#### DESCRIPTION OF THE TASK
Search term "legend": copy each line of the records that contains it.

#### SUPPLIED MATERIAL

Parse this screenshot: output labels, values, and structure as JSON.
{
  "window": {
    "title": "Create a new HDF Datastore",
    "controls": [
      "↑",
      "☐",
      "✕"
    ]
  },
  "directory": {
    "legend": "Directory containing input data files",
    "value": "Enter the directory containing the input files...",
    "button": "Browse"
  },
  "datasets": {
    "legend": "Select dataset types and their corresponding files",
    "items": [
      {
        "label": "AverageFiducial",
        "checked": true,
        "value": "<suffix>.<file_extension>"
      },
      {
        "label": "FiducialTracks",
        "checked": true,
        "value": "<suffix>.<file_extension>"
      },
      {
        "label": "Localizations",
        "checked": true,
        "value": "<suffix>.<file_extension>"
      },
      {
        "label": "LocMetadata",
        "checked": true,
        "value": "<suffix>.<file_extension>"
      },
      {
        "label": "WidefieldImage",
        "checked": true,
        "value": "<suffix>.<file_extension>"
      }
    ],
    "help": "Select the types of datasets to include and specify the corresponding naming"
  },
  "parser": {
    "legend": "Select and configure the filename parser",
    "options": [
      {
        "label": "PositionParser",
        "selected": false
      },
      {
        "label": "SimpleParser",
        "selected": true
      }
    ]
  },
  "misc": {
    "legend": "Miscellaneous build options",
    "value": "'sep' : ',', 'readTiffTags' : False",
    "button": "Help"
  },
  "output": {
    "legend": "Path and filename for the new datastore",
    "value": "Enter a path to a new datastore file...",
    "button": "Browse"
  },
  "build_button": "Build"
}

#### EXERCISE OUTPUT
    "legend": "Directory containing input data files",
    "legend": "Select dataset types and their corresponding files",
    "legend": "Select and configure the filename parser",
    "legend": "Miscellaneous build options",
    "legend": "Path and filename for the new datastore",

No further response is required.